■ WHAT YOU WILL DO
Would you give the data below back exactly as it reads?
----- DATA PROVIDED
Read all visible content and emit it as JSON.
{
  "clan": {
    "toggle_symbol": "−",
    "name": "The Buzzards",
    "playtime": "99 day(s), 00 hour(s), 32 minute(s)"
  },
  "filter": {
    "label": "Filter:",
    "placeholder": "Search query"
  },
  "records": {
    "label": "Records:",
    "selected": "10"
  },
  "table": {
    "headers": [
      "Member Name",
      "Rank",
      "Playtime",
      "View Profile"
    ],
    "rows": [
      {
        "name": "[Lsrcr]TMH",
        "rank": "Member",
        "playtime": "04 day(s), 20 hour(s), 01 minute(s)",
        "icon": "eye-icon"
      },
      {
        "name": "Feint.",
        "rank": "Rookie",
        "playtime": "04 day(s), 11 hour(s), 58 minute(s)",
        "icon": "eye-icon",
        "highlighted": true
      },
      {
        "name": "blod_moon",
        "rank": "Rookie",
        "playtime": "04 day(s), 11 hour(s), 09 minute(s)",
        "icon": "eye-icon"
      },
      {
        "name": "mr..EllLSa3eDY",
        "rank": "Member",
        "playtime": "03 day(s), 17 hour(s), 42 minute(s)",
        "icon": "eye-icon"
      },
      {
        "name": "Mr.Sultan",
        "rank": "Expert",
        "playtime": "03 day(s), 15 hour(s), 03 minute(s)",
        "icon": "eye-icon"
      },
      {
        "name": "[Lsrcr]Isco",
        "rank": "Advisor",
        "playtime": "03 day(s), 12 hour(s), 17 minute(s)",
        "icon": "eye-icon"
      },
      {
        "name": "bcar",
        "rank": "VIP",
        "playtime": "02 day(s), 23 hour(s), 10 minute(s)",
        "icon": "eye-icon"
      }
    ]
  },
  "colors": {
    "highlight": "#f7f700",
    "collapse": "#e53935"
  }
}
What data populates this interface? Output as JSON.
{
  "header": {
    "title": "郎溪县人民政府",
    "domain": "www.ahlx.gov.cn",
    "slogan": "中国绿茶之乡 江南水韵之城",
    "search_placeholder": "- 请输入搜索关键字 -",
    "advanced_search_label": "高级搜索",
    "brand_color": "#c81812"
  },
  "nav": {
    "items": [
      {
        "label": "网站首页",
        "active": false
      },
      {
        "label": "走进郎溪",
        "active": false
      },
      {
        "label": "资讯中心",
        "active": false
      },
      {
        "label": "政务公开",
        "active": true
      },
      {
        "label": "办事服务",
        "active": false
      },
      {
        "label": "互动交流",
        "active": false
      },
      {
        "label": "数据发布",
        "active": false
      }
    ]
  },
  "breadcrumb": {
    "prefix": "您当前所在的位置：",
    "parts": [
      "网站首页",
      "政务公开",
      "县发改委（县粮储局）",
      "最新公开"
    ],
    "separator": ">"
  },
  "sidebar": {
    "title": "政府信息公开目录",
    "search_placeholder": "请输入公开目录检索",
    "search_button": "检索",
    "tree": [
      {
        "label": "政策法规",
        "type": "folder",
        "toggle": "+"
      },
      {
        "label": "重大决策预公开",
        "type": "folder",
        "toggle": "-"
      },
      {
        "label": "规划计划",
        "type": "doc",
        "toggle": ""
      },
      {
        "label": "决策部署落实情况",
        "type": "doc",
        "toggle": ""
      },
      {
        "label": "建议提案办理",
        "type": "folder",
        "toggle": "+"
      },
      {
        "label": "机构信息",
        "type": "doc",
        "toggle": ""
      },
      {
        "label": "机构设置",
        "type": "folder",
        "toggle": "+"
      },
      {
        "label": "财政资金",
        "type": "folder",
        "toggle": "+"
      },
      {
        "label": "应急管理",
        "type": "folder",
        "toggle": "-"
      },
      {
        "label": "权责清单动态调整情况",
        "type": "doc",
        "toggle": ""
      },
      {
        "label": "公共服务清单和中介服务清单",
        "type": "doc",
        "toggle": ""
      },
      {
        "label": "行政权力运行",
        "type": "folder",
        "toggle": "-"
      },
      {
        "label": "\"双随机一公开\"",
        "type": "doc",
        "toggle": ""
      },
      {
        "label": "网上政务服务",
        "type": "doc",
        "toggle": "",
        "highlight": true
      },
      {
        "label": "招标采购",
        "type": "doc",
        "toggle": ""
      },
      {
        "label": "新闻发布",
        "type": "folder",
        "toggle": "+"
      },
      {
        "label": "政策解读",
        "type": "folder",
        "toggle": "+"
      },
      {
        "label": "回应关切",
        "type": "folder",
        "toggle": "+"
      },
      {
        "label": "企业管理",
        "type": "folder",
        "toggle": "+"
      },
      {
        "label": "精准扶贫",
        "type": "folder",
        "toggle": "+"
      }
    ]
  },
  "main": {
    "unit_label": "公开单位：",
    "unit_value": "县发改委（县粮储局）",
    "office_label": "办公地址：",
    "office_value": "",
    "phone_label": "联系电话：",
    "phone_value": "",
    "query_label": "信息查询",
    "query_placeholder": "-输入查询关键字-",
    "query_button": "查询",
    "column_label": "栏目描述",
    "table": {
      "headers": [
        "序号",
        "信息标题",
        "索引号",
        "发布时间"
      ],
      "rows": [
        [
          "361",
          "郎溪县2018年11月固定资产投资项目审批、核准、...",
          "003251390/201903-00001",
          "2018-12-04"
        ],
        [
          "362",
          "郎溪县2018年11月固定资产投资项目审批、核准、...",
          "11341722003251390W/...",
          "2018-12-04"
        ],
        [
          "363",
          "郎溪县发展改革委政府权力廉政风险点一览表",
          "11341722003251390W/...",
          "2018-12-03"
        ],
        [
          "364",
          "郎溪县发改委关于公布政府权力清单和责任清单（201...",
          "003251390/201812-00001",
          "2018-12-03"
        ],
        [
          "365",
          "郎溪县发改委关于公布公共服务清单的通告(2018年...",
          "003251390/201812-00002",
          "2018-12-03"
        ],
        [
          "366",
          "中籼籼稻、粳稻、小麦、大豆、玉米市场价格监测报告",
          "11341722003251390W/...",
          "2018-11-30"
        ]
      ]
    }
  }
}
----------
■ TASK SOLUTION
Read all visible content and emit it as JSON.
{
  "clan": {
    "toggle_symbol": "−",
    "name": "The Buzzards",
    "playtime": "99 day(s), 00 hour(s), 32 minute(s)"
  },
  "filter": {
    "label": "Filter:",
    "placeholder": "Search query"
  },
  "records": {
    "label": "Records:",
    "selected": "10"
  },
  "table": {
    "headers": [
      "Member Name",
      "Rank",
      "Playtime",
      "View Profile"
    ],
    "rows": [
      {
        "name": "[Lsrcr]TMH",
        "rank": "Member",
        "playtime": "04 day(s), 20 hour(s), 01 minute(s)",
        "icon": "eye-icon"
      },
      {
        "name": "Feint.",
        "rank": "Rookie",
        "playtime": "04 day(s), 11 hour(s), 58 minute(s)",
        "icon": "eye-icon",
        "highlighted": true
      },
      {
        "name": "blod_moon",
        "rank": "Rookie",
        "playtime": "04 day(s), 11 hour(s), 09 minute(s)",
        "icon": "eye-icon"
      },
      {
        "name": "mr..EllLSa3eDY",
        "rank": "Member",
        "playtime": "03 day(s), 17 hour(s), 42 minute(s)",
        "icon": "eye-icon"
      },
      {
        "name": "Mr.Sultan",
        "rank": "Expert",
        "playtime": "03 day(s), 15 hour(s), 03 minute(s)",
        "icon": "eye-icon"
      },
      {
        "name": "[Lsrcr]Isco",
        "rank": "Advisor",
        "playtime": "03 day(s), 12 hour(s), 17 minute(s)",
        "icon": "eye-icon"
      },
      {
        "name": "bcar",
        "rank": "VIP",
        "playtime": "02 day(s), 23 hour(s), 10 minute(s)",
        "icon": "eye-icon"
      }
    ]
  },
  "colors": {
    "highlight": "#f7f700",
    "collapse": "#e53935"
  }
}
What data populates this interface? Output as JSON.
{
  "header": {
    "title": "郎溪县人民政府",
    "domain": "www.ahlx.gov.cn",
    "slogan": "中国绿茶之乡 江南水韵之城",
    "search_placeholder": "- 请输入搜索关键字 -",
    "advanced_search_label": "高级搜索",
    "brand_color": "#c81812"
  },
  "nav": {
    "items": [
      {
        "label": "网站首页",
        "active": false
      },
      {
        "label": "走进郎溪",
        "active": false
      },
      {
        "label": "资讯中心",
        "active": false
      },
      {
        "label": "政务公开",
        "active": true
      },
      {
        "label": "办事服务",
        "active": false
      },
      {
        "label": "互动交流",
        "active": false
      },
      {
        "label": "数据发布",
        "active": false
      }
    ]
  },
  "breadcrumb": {
    "prefix": "您当前所在的位置：",
    "parts": [
      "网站首页",
      "政务公开",
      "县发改委（县粮储局）",
      "最新公开"
    ],
    "separator": ">"
  },
  "sidebar": {
    "title": "政府信息公开目录",
    "search_placeholder": "请输入公开目录检索",
    "search_button": "检索",
    "tree": [
      {
        "label": "政策法规",
        "type": "folder",
        "toggle": "+"
      },
      {
        "label": "重大决策预公开",
        "type": "folder",
        "toggle": "-"
      },
      {
        "label": "规划计划",
        "type": "doc",
        "toggle": ""
      },
      {
        "label": "决策部署落实情况",
        "type": "doc",
        "toggle": ""
      },
      {
        "label": "建议提案办理",
        "type": "folder",
        "toggle": "+"
      },
      {
        "label": "机构信息",
        "type": "doc",
        "toggle": ""
      },
      {
        "label": "机构设置",
        "type": "folder",
        "toggle": "+"
      },
      {
        "label": "财政资金",
        "type": "folder",
        "toggle": "+"
      },
      {
        "label": "应急管理",
        "type": "folder",
        "toggle": "-"
      },
      {
        "label": "权责清单动态调整情况",
        "type": "doc",
        "toggle": ""
      },
      {
        "label": "公共服务清单和中介服务清单",
        "type": "doc",
        "toggle": ""
      },
      {
        "label": "行政权力运行",
        "type": "folder",
        "toggle": "-"
      },
      {
        "label": "\"双随机一公开\"",
        "type": "doc",
        "toggle": ""
      },
      {
        "label": "网上政务服务",
        "type": "doc",
        "toggle": "",
        "highlight": true
      },
      {
        "label": "招标采购",
        "type": "doc",
        "toggle": ""
      },
      {
        "label": "新闻发布",
        "type": "folder",
        "toggle": "+"
      },
      {
        "label": "政策解读",
        "type": "folder",
        "toggle": "+"
      },
      {
        "label": "回应关切",
        "type": "folder",
        "toggle": "+"
      },
      {
        "label": "企业管理",
        "type": "folder",
        "toggle": "+"
      },
      {
        "label": "精准扶贫",
        "type": "folder",
        "toggle": "+"
      }
    ]
  },
  "main": {
    "unit_label": "公开单位：",
    "unit_value": "县发改委（县粮储局）",
    "office_label": "办公地址：",
    "office_value": "",
    "phone_label": "联系电话：",
    "phone_value": "",
    "query_label": "信息查询",
    "query_placeholder": "-输入查询关键字-",
    "query_button": "查询",
    "column_label": "栏目描述",
    "table": {
      "headers": [
        "序号",
        "信息标题",
        "索引号",
        "发布时间"
      ],
      "rows": [
        [
          "361",
          "郎溪县2018年11月固定资产投资项目审批、核准、...",
          "003251390/201903-00001",
          "2018-12-04"
        ],
        [
          "362",
          "郎溪县2018年11月固定资产投资项目审批、核准、...",
          "11341722003251390W/...",
          "2018-12-04"
        ],
        [
          "363",
          "郎溪县发展改革委政府权力廉政风险点一览表",
          "11341722003251390W/...",
          "2018-12-03"
        ],
        [
          "364",
          "郎溪县发改委关于公布政府权力清单和责任清单（201...",
          "003251390/201812-00001",
          "2018-12-03"
        ],
        [
          "365",
          "郎溪县发改委关于公布公共服务清单的通告(2018年...",
          "003251390/201812-00002",
          "2018-12-03"
        ],
        [
          "366",
          "中籼籼稻、粳稻、小麦、大豆、玉米市场价格监测报告",
          "11341722003251390W/...",
          "2018-11-30"
        ]
      ]
    }
  }
}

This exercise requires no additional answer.